----- DATA LISTING -----

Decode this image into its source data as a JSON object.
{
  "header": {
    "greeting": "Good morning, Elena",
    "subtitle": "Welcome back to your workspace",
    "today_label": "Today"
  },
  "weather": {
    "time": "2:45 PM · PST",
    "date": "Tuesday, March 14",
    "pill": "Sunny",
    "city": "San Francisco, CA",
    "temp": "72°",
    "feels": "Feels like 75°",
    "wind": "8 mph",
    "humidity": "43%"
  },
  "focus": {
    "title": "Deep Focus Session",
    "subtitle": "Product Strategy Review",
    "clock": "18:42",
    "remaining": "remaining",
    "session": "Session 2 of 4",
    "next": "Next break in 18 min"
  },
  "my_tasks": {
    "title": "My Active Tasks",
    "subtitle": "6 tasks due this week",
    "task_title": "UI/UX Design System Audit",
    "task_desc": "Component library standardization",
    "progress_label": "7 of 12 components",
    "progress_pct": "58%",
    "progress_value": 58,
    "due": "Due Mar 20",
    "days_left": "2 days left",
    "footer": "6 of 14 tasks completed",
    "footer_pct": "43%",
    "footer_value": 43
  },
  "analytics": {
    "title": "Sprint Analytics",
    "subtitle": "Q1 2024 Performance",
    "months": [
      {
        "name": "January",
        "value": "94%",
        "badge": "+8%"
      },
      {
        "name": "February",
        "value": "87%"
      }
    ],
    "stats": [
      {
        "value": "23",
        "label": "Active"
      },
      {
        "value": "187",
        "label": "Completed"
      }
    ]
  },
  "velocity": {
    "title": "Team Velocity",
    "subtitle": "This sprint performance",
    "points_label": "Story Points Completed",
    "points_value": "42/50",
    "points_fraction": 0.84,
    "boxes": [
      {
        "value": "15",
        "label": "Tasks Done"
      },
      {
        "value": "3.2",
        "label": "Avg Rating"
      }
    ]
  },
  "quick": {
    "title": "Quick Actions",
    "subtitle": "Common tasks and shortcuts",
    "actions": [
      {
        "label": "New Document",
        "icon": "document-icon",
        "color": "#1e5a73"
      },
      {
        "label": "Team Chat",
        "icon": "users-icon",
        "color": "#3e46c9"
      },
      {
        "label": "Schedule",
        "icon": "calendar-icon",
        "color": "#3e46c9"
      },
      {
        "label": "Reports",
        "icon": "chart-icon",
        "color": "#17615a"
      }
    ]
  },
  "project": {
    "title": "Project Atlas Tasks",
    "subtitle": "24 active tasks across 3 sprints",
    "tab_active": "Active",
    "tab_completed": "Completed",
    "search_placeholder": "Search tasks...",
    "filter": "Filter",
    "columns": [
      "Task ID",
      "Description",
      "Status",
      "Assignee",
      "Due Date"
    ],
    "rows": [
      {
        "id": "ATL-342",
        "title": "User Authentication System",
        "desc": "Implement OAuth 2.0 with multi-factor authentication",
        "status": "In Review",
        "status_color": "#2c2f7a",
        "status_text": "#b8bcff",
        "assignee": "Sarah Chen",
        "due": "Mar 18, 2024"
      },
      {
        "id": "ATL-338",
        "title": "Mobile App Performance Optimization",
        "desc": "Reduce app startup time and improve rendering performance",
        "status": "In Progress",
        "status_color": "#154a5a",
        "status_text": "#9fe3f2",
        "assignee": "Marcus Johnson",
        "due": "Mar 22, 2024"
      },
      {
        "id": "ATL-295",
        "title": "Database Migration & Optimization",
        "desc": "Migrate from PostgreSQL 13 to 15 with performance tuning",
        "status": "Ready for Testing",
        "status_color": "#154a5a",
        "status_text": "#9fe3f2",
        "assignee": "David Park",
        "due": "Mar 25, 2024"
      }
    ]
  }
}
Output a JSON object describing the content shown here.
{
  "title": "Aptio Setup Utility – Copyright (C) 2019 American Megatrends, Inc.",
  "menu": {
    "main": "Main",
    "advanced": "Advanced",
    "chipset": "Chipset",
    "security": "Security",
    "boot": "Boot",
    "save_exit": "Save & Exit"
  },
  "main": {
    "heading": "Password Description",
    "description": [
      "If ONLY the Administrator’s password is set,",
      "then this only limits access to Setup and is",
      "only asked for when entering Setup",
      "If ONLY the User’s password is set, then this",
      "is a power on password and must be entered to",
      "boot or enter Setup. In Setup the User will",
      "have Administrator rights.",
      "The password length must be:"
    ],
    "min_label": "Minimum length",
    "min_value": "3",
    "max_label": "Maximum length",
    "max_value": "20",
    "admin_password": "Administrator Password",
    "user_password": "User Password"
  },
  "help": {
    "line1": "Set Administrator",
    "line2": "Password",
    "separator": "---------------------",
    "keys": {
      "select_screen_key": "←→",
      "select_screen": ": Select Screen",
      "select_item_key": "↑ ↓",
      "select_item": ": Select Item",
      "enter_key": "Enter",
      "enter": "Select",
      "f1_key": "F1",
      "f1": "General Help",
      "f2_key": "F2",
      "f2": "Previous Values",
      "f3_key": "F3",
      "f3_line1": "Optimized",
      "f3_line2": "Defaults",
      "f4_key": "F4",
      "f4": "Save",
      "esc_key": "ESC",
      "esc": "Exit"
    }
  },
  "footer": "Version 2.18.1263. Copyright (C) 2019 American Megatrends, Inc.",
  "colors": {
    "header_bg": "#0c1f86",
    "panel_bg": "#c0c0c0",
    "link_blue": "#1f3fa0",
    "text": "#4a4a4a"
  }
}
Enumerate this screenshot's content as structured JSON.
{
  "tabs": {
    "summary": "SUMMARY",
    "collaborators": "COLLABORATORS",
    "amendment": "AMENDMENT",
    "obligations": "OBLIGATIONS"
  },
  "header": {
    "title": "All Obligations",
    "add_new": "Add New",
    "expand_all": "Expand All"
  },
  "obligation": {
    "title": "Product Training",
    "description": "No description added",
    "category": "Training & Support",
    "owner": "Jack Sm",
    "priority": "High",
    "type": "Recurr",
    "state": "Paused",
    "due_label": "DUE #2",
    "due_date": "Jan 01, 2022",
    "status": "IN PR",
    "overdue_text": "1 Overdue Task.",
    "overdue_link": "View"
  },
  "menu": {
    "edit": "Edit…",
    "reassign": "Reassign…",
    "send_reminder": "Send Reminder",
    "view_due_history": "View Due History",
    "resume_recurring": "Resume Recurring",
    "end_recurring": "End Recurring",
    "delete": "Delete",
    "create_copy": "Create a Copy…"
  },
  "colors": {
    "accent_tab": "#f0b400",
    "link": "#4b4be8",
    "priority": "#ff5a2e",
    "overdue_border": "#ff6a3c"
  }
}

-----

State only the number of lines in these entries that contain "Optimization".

» EXERCISE RESULT:
2